Just slightly shorter, the par four fourth requires a great tee shot to reach or slightly cut the corner of the right-to-left dogleg between a trio of bunkers. The green has a pair of cross bunkers on the right and two deep greenside bunkers left. The signature par three fifth hole follows.
Each of Alnmouth’s par threes is spectacular, and each plays differently depending on the wind. Set beside the beach on the lowest part of the course, the 178-yard fifth appears surrounded by bunkers. In reality, there is room beyond the steeply faced traps – the first two of which are set well back from the putting surface. While they won’t often come into play, finding either of these leaves an incredibly tough up-and-down. The green, longer than it is wide, is shaped softly by the contours of the bunkers and will reject any shots which get too close to its edges.
Played uphill, the tee shot at the 439-yard sixth can appear daunting, but there is a lot of room at the top of the hill. Two bunkers set well back from the green on the right side are deep, while a third bunker on the left will tend to help players as running further left is perilous. The green is one of the highlights of the front nine.
A trio of birdie opportunities follows. The short dogleg left-to-right seventh has a narrow, bunkerless green, while the 132-yard par three eighth has a well-defended plateau green set beyond a pair of front bunkers. An impressive set of five restored bunkers are the primary defence of the 332-yard ninth – where a lay up and accurate wedge shot is the best route to making a three at this heavily contoured green complex.
The 432-yard par four 10th is tough. Flanked by out of bounds on both sides, tee shots must avoid a pair of bunkers left while five more traps – including three approach bunkers right – guard a small green.
Finding the correct section of an enormous, spectacularly contoured green wrapped around the left greenside bunker at the 150-yard 11th is essential. Club selection is also key at the 324-yard 12th, where long hitters can drive down the slope and leave a short pitch, though those who venture off-line face a devilishly tricky shot to a tiny target guarded by a trio of bunkers.
A great tee shot is required at the par five 13th to find the fairway plateau and stay out of the bunkers right, both of which are cut well below the fairway. Three more bunkers guard the route to the green, though there is plenty of room between them. The green is vast, with three more traps waiting to catch out aggressive players.
Play accurately at the 377-yard 14th, where a steep slope and trees wait to catch out those who play too far right. There are no bunkers at this thin, back-to-front sloping green with steep banks on its flanks.
Birdies are possible at the short par four 15th – when the hole is played wisely. A long tee shot between the trees will leave a short pitch beyond a single, deep bunker. Anything left or right here is in serious trouble.
Turning back for home, the 511-yard 16th is flanked on its right side by the sixth hole of Alnmouth Village. Stay sightly left, without going into the trees or two fairway bunkers, to leave a simple lay up and wedge shot to this well-guarded green which has two front bunkers.
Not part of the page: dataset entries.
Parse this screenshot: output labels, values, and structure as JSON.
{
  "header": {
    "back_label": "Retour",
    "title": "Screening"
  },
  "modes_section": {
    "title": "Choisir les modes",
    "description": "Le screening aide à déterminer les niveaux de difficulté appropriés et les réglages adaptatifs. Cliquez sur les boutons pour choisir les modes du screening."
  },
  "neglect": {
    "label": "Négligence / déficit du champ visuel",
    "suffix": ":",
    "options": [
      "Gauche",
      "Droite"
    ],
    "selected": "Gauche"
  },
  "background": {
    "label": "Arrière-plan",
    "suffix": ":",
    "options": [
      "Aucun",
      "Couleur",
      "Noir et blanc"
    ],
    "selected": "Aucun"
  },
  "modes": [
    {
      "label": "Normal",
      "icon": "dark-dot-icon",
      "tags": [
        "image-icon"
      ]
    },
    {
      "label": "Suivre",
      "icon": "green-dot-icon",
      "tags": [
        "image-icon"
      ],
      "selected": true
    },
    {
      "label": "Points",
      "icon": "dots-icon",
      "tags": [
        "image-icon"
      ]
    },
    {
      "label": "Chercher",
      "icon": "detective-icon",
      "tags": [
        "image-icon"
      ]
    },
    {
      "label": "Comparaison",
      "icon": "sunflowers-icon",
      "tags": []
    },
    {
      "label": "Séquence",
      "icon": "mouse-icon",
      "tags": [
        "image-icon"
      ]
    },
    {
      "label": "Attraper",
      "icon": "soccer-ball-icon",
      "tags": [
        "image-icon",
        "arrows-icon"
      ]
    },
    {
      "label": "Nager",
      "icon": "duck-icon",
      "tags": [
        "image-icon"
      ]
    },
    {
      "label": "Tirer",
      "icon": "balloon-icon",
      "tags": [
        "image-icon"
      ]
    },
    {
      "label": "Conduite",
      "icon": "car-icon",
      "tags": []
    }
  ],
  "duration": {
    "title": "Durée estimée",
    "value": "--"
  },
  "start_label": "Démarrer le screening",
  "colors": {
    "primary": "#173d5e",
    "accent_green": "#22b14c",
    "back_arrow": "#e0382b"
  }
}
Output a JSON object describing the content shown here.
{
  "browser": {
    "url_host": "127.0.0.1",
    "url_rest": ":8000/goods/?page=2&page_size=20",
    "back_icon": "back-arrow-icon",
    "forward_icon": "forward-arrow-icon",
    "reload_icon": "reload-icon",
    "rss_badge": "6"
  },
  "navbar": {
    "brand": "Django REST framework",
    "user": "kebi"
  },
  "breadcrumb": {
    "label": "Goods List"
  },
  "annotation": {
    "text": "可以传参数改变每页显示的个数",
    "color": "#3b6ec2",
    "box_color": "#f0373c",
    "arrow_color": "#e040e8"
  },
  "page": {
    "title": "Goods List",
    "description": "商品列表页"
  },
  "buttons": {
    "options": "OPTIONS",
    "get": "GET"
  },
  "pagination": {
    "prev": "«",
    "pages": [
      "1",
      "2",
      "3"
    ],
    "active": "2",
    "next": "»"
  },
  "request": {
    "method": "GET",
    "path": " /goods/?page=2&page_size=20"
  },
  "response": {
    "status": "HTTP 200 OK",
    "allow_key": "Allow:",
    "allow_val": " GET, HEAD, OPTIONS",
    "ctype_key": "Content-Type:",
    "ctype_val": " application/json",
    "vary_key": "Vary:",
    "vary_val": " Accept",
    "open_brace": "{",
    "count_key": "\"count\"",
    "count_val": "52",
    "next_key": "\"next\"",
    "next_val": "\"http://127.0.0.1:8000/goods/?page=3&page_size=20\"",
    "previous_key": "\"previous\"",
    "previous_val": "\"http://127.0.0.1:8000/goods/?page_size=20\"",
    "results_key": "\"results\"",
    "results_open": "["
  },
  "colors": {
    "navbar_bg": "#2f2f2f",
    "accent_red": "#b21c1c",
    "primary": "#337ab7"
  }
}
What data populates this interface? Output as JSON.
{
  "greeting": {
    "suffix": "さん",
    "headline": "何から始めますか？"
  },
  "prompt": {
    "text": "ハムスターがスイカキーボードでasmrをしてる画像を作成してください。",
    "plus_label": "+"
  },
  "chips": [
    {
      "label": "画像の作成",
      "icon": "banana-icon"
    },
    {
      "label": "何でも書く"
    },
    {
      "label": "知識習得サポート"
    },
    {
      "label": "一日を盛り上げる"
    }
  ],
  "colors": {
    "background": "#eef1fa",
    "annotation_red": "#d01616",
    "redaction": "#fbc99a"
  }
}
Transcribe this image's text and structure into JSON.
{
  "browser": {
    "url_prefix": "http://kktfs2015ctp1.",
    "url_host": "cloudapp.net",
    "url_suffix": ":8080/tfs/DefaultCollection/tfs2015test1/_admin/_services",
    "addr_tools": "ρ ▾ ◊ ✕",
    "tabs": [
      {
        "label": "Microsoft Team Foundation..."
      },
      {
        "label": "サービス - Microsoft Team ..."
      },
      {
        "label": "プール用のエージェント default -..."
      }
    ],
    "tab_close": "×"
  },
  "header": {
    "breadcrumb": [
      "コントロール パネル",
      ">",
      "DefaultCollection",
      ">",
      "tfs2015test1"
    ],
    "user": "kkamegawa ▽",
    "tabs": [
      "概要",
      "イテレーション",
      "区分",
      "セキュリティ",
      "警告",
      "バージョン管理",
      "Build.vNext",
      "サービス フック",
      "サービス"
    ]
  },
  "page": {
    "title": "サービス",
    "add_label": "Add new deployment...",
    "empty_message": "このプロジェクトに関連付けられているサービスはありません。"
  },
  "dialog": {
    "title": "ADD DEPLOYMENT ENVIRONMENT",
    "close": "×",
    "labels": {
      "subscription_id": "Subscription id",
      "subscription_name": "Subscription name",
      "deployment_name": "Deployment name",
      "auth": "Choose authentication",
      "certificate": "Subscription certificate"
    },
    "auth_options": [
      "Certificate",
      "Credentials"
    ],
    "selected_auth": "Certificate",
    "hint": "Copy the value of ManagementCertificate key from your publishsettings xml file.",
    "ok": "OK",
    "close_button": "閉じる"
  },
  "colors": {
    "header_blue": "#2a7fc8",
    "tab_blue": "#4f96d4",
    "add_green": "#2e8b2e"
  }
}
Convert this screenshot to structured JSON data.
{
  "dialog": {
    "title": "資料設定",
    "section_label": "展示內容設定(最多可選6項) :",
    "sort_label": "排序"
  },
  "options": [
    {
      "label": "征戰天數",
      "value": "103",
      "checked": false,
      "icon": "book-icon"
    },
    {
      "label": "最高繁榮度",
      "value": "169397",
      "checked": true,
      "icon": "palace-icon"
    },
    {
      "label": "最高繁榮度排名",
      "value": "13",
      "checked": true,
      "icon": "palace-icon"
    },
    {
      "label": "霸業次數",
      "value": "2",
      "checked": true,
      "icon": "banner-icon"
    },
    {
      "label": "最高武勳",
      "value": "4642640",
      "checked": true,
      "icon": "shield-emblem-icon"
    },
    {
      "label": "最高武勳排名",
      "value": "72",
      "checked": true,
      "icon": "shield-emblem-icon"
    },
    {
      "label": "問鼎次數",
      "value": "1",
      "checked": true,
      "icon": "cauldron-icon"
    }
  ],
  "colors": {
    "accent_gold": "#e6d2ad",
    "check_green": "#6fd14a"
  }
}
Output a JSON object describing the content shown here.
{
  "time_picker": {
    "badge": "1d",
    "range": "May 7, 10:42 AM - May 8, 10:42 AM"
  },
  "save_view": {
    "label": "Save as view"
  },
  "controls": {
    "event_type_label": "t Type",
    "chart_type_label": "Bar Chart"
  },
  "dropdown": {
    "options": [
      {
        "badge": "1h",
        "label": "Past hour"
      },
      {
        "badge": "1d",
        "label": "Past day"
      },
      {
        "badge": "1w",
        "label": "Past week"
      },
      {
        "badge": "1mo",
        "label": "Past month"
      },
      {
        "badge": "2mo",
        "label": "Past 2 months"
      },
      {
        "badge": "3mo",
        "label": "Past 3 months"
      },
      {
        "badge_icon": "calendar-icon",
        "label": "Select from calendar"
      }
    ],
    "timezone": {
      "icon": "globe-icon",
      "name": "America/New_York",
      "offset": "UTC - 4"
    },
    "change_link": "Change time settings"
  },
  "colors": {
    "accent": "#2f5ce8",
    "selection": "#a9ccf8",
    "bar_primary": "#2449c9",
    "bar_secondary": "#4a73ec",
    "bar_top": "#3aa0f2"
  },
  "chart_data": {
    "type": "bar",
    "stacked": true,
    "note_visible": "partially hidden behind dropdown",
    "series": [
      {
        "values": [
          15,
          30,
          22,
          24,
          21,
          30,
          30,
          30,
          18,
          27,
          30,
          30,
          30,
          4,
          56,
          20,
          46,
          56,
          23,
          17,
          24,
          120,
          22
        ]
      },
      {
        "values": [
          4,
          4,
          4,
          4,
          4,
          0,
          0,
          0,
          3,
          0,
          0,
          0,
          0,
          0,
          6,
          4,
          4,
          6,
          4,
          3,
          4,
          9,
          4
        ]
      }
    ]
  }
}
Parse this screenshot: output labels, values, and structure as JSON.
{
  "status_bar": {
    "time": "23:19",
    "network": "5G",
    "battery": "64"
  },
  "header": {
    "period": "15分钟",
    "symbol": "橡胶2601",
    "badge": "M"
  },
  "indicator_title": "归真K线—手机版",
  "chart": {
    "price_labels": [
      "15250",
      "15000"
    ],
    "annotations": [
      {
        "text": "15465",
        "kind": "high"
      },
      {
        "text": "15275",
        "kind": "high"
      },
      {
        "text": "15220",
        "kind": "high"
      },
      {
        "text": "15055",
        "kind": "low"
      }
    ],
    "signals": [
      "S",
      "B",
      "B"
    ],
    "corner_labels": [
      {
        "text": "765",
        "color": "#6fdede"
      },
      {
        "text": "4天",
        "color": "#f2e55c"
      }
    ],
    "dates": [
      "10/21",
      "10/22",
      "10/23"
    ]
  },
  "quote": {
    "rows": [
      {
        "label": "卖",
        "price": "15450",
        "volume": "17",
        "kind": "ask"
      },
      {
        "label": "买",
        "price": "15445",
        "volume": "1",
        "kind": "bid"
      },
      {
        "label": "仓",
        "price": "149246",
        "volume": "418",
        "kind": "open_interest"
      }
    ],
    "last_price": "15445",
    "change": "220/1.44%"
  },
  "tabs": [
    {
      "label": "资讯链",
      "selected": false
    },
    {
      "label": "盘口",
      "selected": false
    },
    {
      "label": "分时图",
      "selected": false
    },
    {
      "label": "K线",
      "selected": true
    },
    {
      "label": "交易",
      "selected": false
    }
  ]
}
The longest and most difficult of the par threes, the green at the 214-yard 17th is set beyond a short, steep rise and has five bunkers around its front edge.
The 372-yard 18th rewards sensible play with a generous target short of the three fairway bunkers. From here, the green – within touching distance of the clubhouse – features three bunkers right and two left.
After taking on the course, it’s time for dinner, a few drinks, a good night’s sleep, and the chance to do it all again in the morning. If only we could stay longer…
An unrivalled experience on and off the golf course, a stay in the dormy house and at least two rounds at Alnmouth should be on every golfer’s bucket list.